What writers belonging to the upper class have received from nature for nothing, plebeians acquire at the cost of their youth. Write a story of how a young man, the son of a serf, who has served in a shop, sung in a choir, been at a high school and a university, who has been brought up to respect everyone of higher rank and position, to kiss priests’ hands, to reverence other people’s ideas, to be thankful for every morsel of bread, who has been many times whipped, who has trudged from one pupil to another without galoshes, who has been used to fighting, and tormenting animals, who has liked dining with his rich relations, and been hypocritical before God and men from the mere consciousness of his own insignificance — write how this young man squeezes the slave out of himself, drop by drop, and how waking one beautiful morning he feels that he has no longer a slave’s blood in his veins but a real man’s.
Rab is bar in reverse. He [Van] headed for the bar, and as he was in the act of wiping the lenses of his black-framed spectacles, made out, through the optical mist (Space’s recent revenge!), the girl whose silhouette he recalled having seen now and then (much more distinctly!) ever since his pubescence, passing alone, drinking alone, always alone, like Blok’s Incognita. (3.3)
In the same chapter of Ada Van mentions Alphonse Cinq (a concierge at Alphonse Four whose nickname seems to hint at Alfonsinka, as Arkadiy calls Lambert’s mistress Alphonsine, a Parisian girl, in Dostoevski’s “Adolescent”): The Bourbonian-chinned, dark, sleek-haired, ageless concierge, dubbed by Van in his blazer days ‘Alphonse Cinq,’ believed he had just seen Mlle Veen in the Récamier room where Vivian Vale’s golden veils were on show.
One of Blok’s poems begins: Ya prigvozhdyon k traktirnoy stoyke… (“I’m nailed to the tavern counter…” 1908). In the last line Blok says that his soul is p’yanym p’yana (drunk and dazed).

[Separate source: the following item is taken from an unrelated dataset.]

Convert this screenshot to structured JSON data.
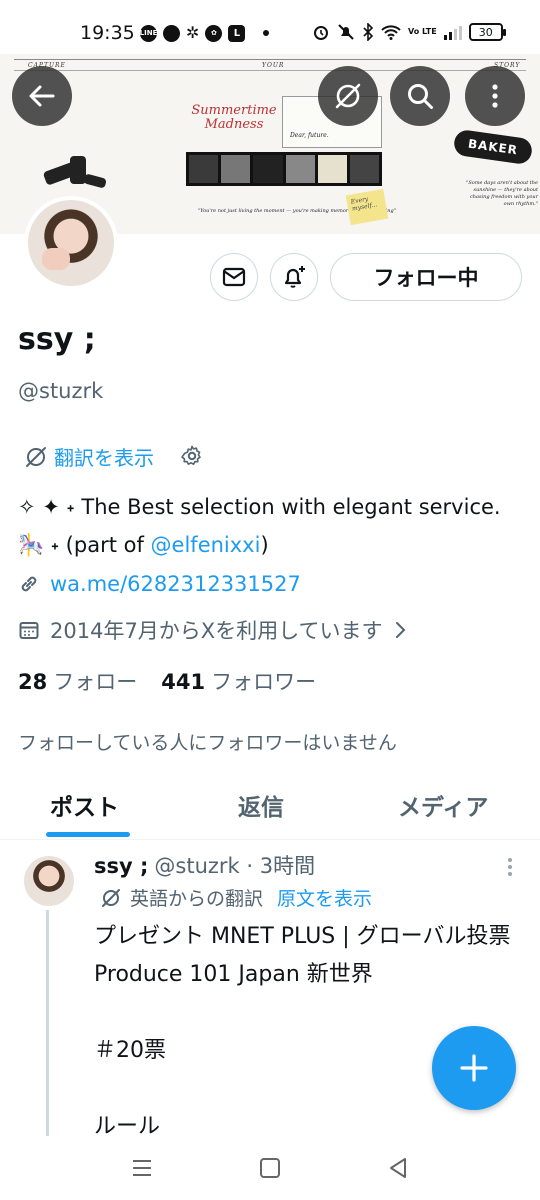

ona – she; To byla ona! (“That was she!” 1886) is a story by Chekhov